Contrarily, the number of trade sales increased steadily from in to in And because they provide new companies with a great deal of their initial financing, they have certain rights and responsibilities, including how and when a company goes public. Venture capitalists look and wait for the most optimal time to conduct an IPO. This is to make sure they're able to exit their position in a company while making the best possible return. The alternative to an IPO for a venture capital-backed company is being acquired—getting purchased by another company.
The acquisition of a venture capital-backed company is known as a trade sale. Both options are known as exit strategies because they allow venture capitalists and entrepreneurs to get money out of their investments.
In lean economic times, there tend to be fewer venture-capital-backed IPOs because of low investor confidence. As a result of the financial crisis , and saw record low numbers of venture-capital-backed IPOs. Venture capital , just like angel investing and crowdfunding options, is an attractive option for new companies.
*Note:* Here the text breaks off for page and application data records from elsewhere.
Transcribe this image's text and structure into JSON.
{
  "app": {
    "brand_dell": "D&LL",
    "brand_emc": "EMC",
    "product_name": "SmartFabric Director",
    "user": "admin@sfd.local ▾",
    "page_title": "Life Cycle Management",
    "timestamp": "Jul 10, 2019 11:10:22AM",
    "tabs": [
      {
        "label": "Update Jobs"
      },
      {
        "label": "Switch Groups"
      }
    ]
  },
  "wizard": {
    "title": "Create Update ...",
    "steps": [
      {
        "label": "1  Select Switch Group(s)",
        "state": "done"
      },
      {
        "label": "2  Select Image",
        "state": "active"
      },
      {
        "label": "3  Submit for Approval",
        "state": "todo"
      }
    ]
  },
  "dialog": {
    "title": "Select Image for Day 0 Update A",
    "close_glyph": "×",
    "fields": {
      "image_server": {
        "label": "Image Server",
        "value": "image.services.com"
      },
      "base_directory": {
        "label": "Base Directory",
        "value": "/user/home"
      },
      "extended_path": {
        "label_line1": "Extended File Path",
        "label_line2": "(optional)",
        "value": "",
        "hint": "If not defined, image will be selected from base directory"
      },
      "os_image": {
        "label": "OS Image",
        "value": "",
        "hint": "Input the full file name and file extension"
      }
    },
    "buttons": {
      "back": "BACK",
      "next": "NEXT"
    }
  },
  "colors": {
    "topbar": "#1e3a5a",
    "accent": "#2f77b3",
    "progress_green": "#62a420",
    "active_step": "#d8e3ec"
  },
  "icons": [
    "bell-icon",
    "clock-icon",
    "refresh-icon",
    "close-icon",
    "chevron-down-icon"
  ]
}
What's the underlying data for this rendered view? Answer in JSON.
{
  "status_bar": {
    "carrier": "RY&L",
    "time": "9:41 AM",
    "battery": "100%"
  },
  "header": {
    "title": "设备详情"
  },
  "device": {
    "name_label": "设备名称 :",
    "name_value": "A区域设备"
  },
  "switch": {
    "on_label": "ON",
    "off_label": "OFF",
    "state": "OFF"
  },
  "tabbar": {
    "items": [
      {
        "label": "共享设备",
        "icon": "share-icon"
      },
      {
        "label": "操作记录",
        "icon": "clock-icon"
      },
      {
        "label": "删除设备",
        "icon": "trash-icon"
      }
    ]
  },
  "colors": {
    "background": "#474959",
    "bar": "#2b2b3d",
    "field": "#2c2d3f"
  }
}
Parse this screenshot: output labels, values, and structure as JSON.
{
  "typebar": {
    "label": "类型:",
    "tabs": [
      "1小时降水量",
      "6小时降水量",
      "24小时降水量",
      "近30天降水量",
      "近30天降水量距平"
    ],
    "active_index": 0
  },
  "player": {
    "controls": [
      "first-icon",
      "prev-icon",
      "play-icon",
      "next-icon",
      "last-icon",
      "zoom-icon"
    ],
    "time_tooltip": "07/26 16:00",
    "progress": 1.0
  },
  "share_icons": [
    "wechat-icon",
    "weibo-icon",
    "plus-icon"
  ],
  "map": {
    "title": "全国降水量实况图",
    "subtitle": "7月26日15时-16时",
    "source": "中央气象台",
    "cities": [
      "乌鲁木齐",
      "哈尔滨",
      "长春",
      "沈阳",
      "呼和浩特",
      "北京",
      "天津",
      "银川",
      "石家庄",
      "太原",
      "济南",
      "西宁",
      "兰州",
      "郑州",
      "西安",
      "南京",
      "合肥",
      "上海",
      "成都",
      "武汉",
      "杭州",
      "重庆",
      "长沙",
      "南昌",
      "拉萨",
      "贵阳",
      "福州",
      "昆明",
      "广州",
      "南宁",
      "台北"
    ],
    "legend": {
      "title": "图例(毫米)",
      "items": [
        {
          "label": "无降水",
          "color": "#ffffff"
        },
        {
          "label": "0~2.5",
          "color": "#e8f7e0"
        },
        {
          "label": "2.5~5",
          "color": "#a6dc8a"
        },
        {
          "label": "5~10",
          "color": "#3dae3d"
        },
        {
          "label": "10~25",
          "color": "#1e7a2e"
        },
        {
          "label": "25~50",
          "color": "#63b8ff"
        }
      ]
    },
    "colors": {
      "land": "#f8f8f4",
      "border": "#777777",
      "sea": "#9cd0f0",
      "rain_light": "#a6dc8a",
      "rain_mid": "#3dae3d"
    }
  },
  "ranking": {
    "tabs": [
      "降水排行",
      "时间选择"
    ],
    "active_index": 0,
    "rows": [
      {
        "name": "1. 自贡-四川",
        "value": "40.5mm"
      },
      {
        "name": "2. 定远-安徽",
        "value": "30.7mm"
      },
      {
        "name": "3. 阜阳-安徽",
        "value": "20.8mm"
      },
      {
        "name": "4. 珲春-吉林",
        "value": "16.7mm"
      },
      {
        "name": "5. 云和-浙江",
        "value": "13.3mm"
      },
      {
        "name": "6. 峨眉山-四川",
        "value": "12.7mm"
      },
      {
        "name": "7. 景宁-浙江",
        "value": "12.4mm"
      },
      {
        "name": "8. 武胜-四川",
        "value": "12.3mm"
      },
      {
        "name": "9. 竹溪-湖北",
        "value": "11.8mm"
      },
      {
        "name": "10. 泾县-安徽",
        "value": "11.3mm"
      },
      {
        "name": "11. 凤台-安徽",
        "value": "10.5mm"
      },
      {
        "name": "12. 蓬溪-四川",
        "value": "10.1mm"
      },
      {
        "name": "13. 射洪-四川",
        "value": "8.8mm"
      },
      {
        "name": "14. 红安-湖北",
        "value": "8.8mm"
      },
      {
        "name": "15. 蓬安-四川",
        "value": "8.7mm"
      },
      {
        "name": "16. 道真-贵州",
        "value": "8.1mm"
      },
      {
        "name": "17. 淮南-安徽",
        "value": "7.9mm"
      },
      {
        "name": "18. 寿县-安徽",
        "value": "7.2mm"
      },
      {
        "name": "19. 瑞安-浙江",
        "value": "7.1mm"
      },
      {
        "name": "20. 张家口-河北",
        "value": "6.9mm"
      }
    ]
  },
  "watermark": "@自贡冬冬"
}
This is especially true for entities that have limited operating histories and are too small to raise capital in the public markets. Companies that fall into this category may not be at the point where they can secure a bank loan or complete a debt offering. Attracting venture capital is very different from raising debt or a loan. While lenders have a legal right to interest on a loan and repayment of the capital irrespective of the success or failure of a business, venture capital invested in exchange for an equity stake in the business carries no such legal protection and is speculative in nature.
The return on a venture capitalist's investment depends entirely on the growth and profitability of the business. This means that a venture capitalist takes a risk of loss along with the expectation of a return on their investment. Uber went public in a venture capital-backed IPO in May Trading Strategies. Company Profiles. Your Money. Personal Finance. Your Practice. Popular Courses. Company Profiles IPOs. Key Takeaways A.
Investors wait for the most optimal time to conduct an IPO to make sure they earn the best possible return. Low investor confidence during lean economic times can limit the amount of VC-backed IPOs on the market. The alternative to a venture capital-backed IPO is an acquisition. Article Sources.